23 A new center for resilient and regenerative precision ag is being built at the University of Nebraska-Lincoln “This project is a testament to the long history of innovation, ingenuity, and adaptability of agricultural producers across the United States and right here in Nebraska. It celebrates an incredibly productive 120-year partnership between USDA-ARS and the University of Nebraska-Lincoln, and it exemplifies the passion and dedication of agricultural, state, and federal leaders,” said Mike Boehm, the Vice Chancellor for UNL’s Institute of Agriculture and Natural Resources. “I believe the work that will take place in this facility will usher in a new era of American agriculture, and I’m thrilled that what happens next in agriculture will happen first in Nebraska.” The National Center for Resilient and Regenerative Precision Agriculture is designed to be a $160 million USDA laboratory and is expected to double the USDA’s science and support staff presence at the University of Nebraska–Lincoln. The first phase of completed work will feature 15,000 square feet of greenhouses and 10,000 square feet of headhouse space and will physically connect with the Greenhouse Innovation Center at the Nebraska Innovation Campus. This new greenhouse space will allow ARS to perform research on wheat, barley, sorghum, forage and bioenergy grasses, and other crops.

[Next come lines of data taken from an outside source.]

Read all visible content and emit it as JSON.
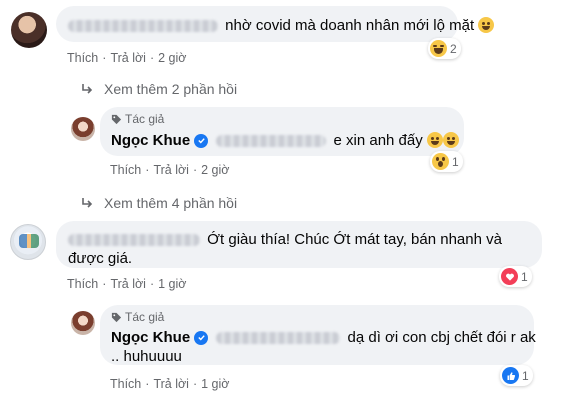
{
  "comments": [
    {
      "text": "nhờ covid mà doanh nhân mới lộ mặt",
      "actions": {
        "like": "Thích",
        "reply": "Trả lời",
        "time": "2 giờ"
      },
      "reaction_count": "2",
      "reaction_icon": "haha-icon"
    },
    {
      "more_replies": "Xem thêm 2 phần hồi",
      "author_badge": "Tác giả",
      "author": "Ngọc Khue",
      "text": "e xin anh đấy",
      "actions": {
        "like": "Thích",
        "reply": "Trả lời",
        "time": "2 giờ"
      },
      "reaction_count": "1",
      "reaction_icon": "wow-icon"
    },
    {
      "more_replies": "Xem thêm 4 phần hồi",
      "text_line1": "Ớt giàu thía! Chúc Ớt mát tay, bán nhanh và",
      "text_line2": "được giá.",
      "actions": {
        "like": "Thích",
        "reply": "Trả lời",
        "time": "1 giờ"
      },
      "reaction_count": "1",
      "reaction_icon": "love-icon"
    },
    {
      "author_badge": "Tác giả",
      "author": "Ngọc Khue",
      "text_line1": "dạ dì ơi con cbj chết đói r ak",
      "text_line2": ".. huhuuuu",
      "actions": {
        "like": "Thích",
        "reply": "Trả lời",
        "time": "1 giờ"
      },
      "reaction_count": "1",
      "reaction_icon": "like-icon"
    }
  ],
  "colors": {
    "bubble": "#f0f2f5",
    "meta": "#65676b",
    "verified": "#1877f2",
    "love": "#f33e58",
    "like": "#1877f2"
  }
}
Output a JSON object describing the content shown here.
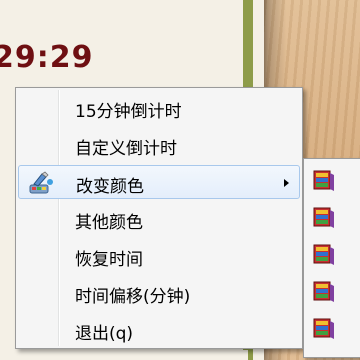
{
  "timer": {
    "display": "29:29"
  },
  "menu": {
    "items": [
      {
        "label": "15分钟倒计时",
        "icon": "",
        "has_submenu": false
      },
      {
        "label": "自定义倒计时",
        "icon": "",
        "has_submenu": false
      },
      {
        "label": "改变颜色",
        "icon": "paint-palette-icon",
        "has_submenu": true
      },
      {
        "label": "其他颜色",
        "icon": "",
        "has_submenu": false
      },
      {
        "label": "恢复时间",
        "icon": "",
        "has_submenu": false
      },
      {
        "label": "时间偏移(分钟)",
        "icon": "",
        "has_submenu": false
      },
      {
        "label": "退出(q)",
        "icon": "",
        "has_submenu": false
      }
    ]
  },
  "submenu": {
    "items": [
      {
        "icon": "color-book-icon"
      },
      {
        "icon": "color-book-icon"
      },
      {
        "icon": "color-book-icon"
      },
      {
        "icon": "color-book-icon"
      },
      {
        "icon": "color-book-icon"
      }
    ]
  },
  "colors": {
    "timer_text": "#6e0f12",
    "frame_border": "#8e9c49",
    "menu_hover_border": "#a8c8ec"
  }
}
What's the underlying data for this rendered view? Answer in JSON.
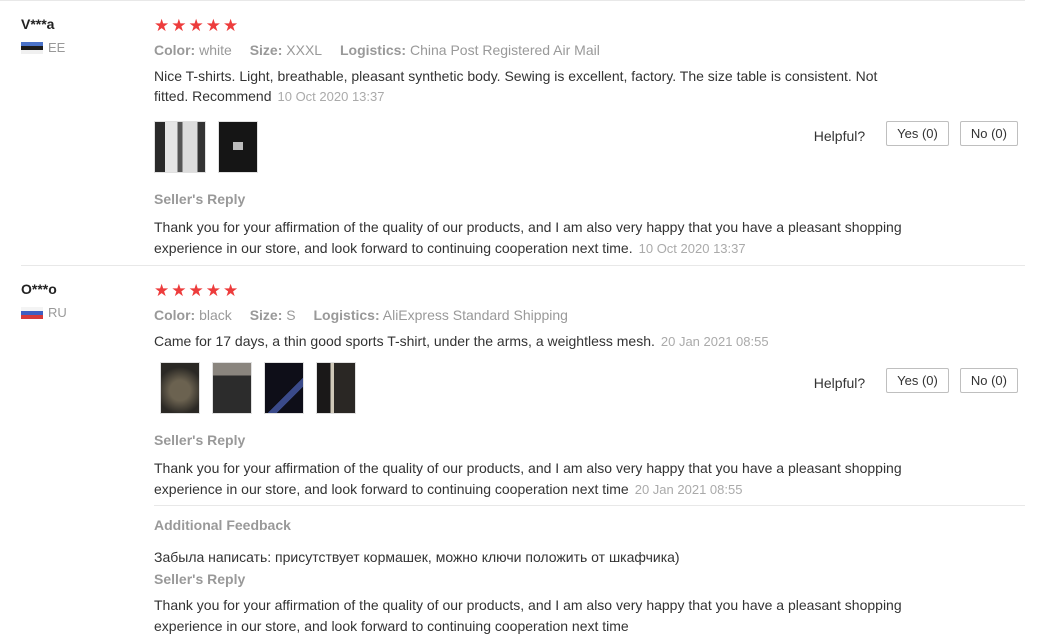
{
  "reviews": [
    {
      "user": "V***a",
      "country": "EE",
      "stars": "★★★★★",
      "color_label": "Color:",
      "color": "white",
      "size_label": "Size:",
      "size": "XXXL",
      "logistics_label": "Logistics:",
      "logistics": "China Post Registered Air Mail",
      "text": "Nice T-shirts. Light, breathable, pleasant synthetic body. Sewing is excellent, factory. The size table is consistent. Not fitted. Recommend",
      "date": "10 Oct 2020 13:37",
      "helpful_label": "Helpful?",
      "yes": "Yes (0)",
      "no": "No (0)",
      "seller_reply_title": "Seller's Reply",
      "seller_reply": "Thank you for your affirmation of the quality of our products, and I am also very happy that you have a pleasant shopping experience in our store, and look forward to continuing cooperation next time.",
      "seller_reply_date": "10 Oct 2020 13:37"
    },
    {
      "user": "O***o",
      "country": "RU",
      "stars": "★★★★★",
      "color_label": "Color:",
      "color": "black",
      "size_label": "Size:",
      "size": "S",
      "logistics_label": "Logistics:",
      "logistics": "AliExpress Standard Shipping",
      "text": "Came for 17 days, a thin good sports T-shirt, under the arms, a weightless mesh.",
      "date": "20 Jan 2021 08:55",
      "helpful_label": "Helpful?",
      "yes": "Yes (0)",
      "no": "No (0)",
      "seller_reply_title": "Seller's Reply",
      "seller_reply": "Thank you for your affirmation of the quality of our products, and I am also very happy that you have a pleasant shopping experience in our store, and look forward to continuing cooperation next time",
      "seller_reply_date": "20 Jan 2021 08:55",
      "additional_title": "Additional Feedback",
      "additional_text": "Забыла написать: присутствует кормашек, можно ключи положить от шкафчика)",
      "additional_reply_title": "Seller's Reply",
      "additional_reply": "Thank you for your affirmation of the quality of our products, and I am also very happy that you have a pleasant shopping experience in our store, and look forward to continuing cooperation next time"
    }
  ],
  "colors": {
    "star": "#ed3c3c",
    "muted": "#999999",
    "divider": "#e8e8e8"
  }
}
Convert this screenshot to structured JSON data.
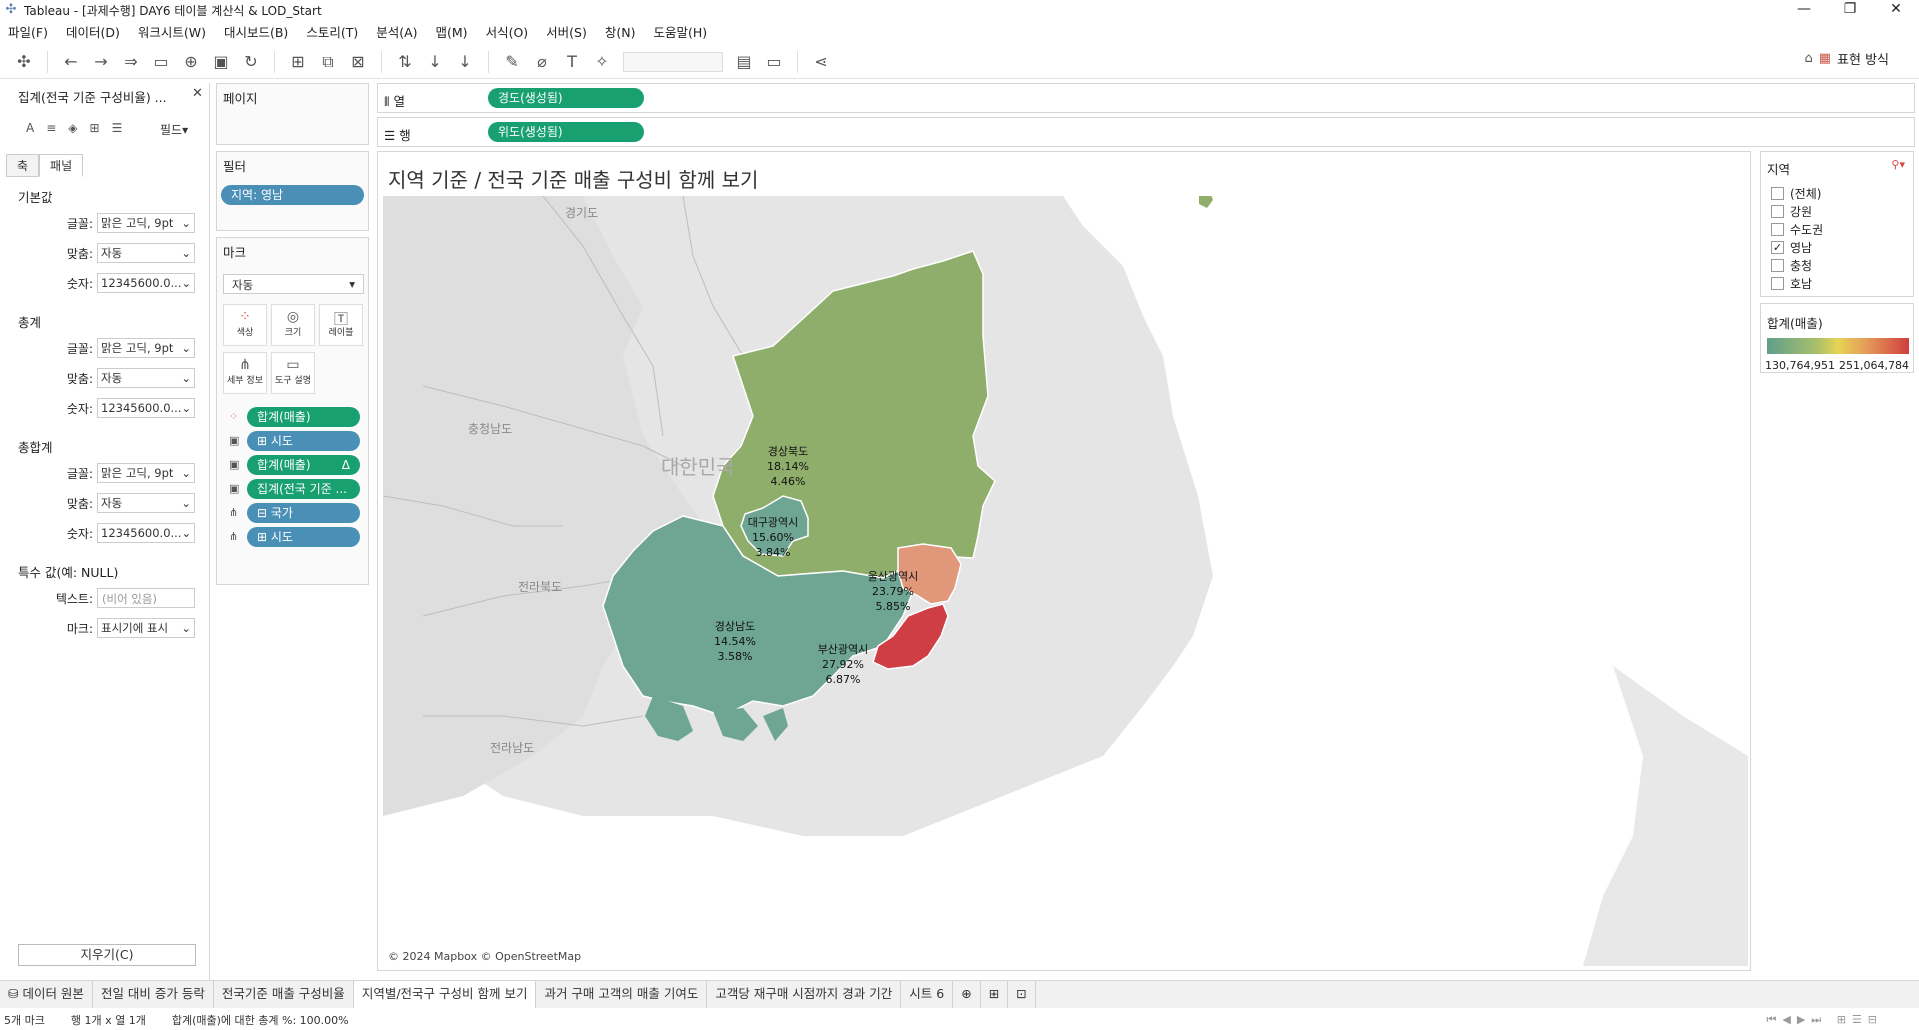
{
  "window": {
    "title": "Tableau - [과제수행] DAY6 테이블 계산식 & LOD_Start",
    "controls": [
      "—",
      "❐",
      "✕"
    ]
  },
  "menu": [
    "파일(F)",
    "데이터(D)",
    "워크시트(W)",
    "대시보드(B)",
    "스토리(T)",
    "분석(A)",
    "맵(M)",
    "서식(O)",
    "서버(S)",
    "창(N)",
    "도움말(H)"
  ],
  "toolbar": {
    "show_me": "표현 방식"
  },
  "format_pane": {
    "title": "집계(전국 기준 구성비율) ...",
    "field_menu": "필드",
    "tabs": [
      "축",
      "패널"
    ],
    "sections": [
      {
        "name": "기본값",
        "rows": [
          {
            "label": "글꼴:",
            "value": "맑은 고딕, 9pt"
          },
          {
            "label": "맞춤:",
            "value": "자동"
          },
          {
            "label": "숫자:",
            "value": "12345600.0..."
          }
        ]
      },
      {
        "name": "총계",
        "rows": [
          {
            "label": "글꼴:",
            "value": "맑은 고딕, 9pt"
          },
          {
            "label": "맞춤:",
            "value": "자동"
          },
          {
            "label": "숫자:",
            "value": "12345600.0..."
          }
        ]
      },
      {
        "name": "총합계",
        "rows": [
          {
            "label": "글꼴:",
            "value": "맑은 고딕, 9pt"
          },
          {
            "label": "맞춤:",
            "value": "자동"
          },
          {
            "label": "숫자:",
            "value": "12345600.0..."
          }
        ]
      }
    ],
    "special": {
      "name": "특수 값(예: NULL)",
      "text_label": "텍스트:",
      "text_placeholder": "(비어 있음)",
      "marks_label": "마크:",
      "marks_value": "표시기에 표시"
    },
    "clear_button": "지우기(C)"
  },
  "cards": {
    "pages": "페이지",
    "filters": {
      "title": "필터",
      "pill": "지역: 영남"
    },
    "marks": {
      "title": "마크",
      "type": "자동",
      "buttons": [
        "색상",
        "크기",
        "레이블",
        "세부 정보",
        "도구 설명"
      ],
      "pills": [
        {
          "icon": "color-dots-icon",
          "label": "합계(매출)",
          "kind": "green"
        },
        {
          "icon": "label-icon",
          "label": "⊞ 시도",
          "kind": "blue"
        },
        {
          "icon": "label-icon",
          "label": "합계(매출)",
          "kind": "green",
          "delta": "Δ"
        },
        {
          "icon": "label-icon",
          "label": "집계(전국 기준 ...",
          "kind": "green"
        },
        {
          "icon": "detail-icon",
          "label": "⊟ 국가",
          "kind": "blue"
        },
        {
          "icon": "detail-icon",
          "label": "⊞ 시도",
          "kind": "blue"
        }
      ]
    }
  },
  "shelves": {
    "columns": {
      "label": "열",
      "pill": "경도(생성됨)"
    },
    "rows": {
      "label": "행",
      "pill": "위도(생성됨)"
    }
  },
  "viz": {
    "title": "지역 기준 / 전국 기준 매출 구성비 함께 보기",
    "attribution": "© 2024 Mapbox © OpenStreetMap",
    "map_text": {
      "country": "대한민국",
      "gyeonggi": "경기도",
      "chungnam": "충청남도",
      "jeonbuk": "전라북도",
      "jeonnam": "전라남도"
    },
    "regions": [
      {
        "name": "경상북도",
        "pct_region": "18.14%",
        "pct_nation": "4.46%",
        "color": "#8fae6c"
      },
      {
        "name": "대구광역시",
        "pct_region": "15.60%",
        "pct_nation": "3.84%",
        "color": "#6ea593"
      },
      {
        "name": "울산광역시",
        "pct_region": "23.79%",
        "pct_nation": "5.85%",
        "color": "#e0977a"
      },
      {
        "name": "경상남도",
        "pct_region": "14.54%",
        "pct_nation": "3.58%",
        "color": "#6ea593"
      },
      {
        "name": "부산광역시",
        "pct_region": "27.92%",
        "pct_nation": "6.87%",
        "color": "#cf3e45"
      }
    ]
  },
  "region_filter": {
    "title": "지역",
    "items": [
      {
        "label": "(전체)",
        "checked": false
      },
      {
        "label": "강원",
        "checked": false
      },
      {
        "label": "수도권",
        "checked": false
      },
      {
        "label": "영남",
        "checked": true
      },
      {
        "label": "충청",
        "checked": false
      },
      {
        "label": "호남",
        "checked": false
      }
    ]
  },
  "color_legend": {
    "title": "합계(매출)",
    "min": "130,764,951",
    "max": "251,064,784"
  },
  "sheet_tabs": [
    "데이터 원본",
    "전일 대비 증가 등락",
    "전국기준 매출 구성비율",
    "지역별/전국구 구성비 함께 보기",
    "과거 구매 고객의 매출 기여도",
    "고객당 재구매 시점까지 경과 기간",
    "시트 6"
  ],
  "active_tab": 3,
  "status": {
    "marks": "5개 마크",
    "rows_cols": "행 1개 x 열 1개",
    "sum": "합계(매출)에 대한 총계 %: 100.00%"
  }
}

Research on how these plants respond to emerging pests and pathogens under a full range of environmental conditions will empower scientists to make cutting-edge discoveries to develop climate-resilient crops for the US agriculture industry. Once fully completed, the agriculture research complex will function as a central hub for multidisciplinary experts, scientists, and engineers who will collaborate with industry and producers to improve water and food security, increase the resilience of agricultural landscapes, and enhance agricultural profitability. “The complex problems we face today in the ag industry require unprecedented levels of collaboration to overcome. This facility will help us achieve that goal, aligning resources and magnifying impressive impacts on agriculture nationwide,” exclaimed Chancellor Rodney D. Bennett. “This national center will become the model for excellence in ag-focused innovation.” It is expected that the National Center for Resilient and Regenerative Precision Agriculture will further strengthen the long-lasting collaboration over the past century between ARS and UNL. These partnerships have advanced research on sustainable bioenergy crops and production systems in an age where agriculture is expected to supply 40 percent of US liquid fuels (via biofuels) within the next three decades, in addition to providing food and fiber to the nation’s growing population. As noted, the new center will perform research on wheat, barley, sorghum, forage and bioenergy grasses, and other crops. However, it is worth noting that the UNL is already currently home to the Wheat, Sorghum and Forage Research Unit and the Agroecosystem Management Research Unit. Scientists at these two units are already making significant contributions to crop and livestock production systems by improving productivity, stability of production, sustainability, and profitability. But it is hoped that with the new research center’s upgraded facilities, their work will be able to proceed even faster with innovative solutions. | pag “THIS NATIONAL CENTER WILL BECOME THE MODEL FOR EXCELLENCE IN AG-FOCUSED INNOVATION.” PHOTO: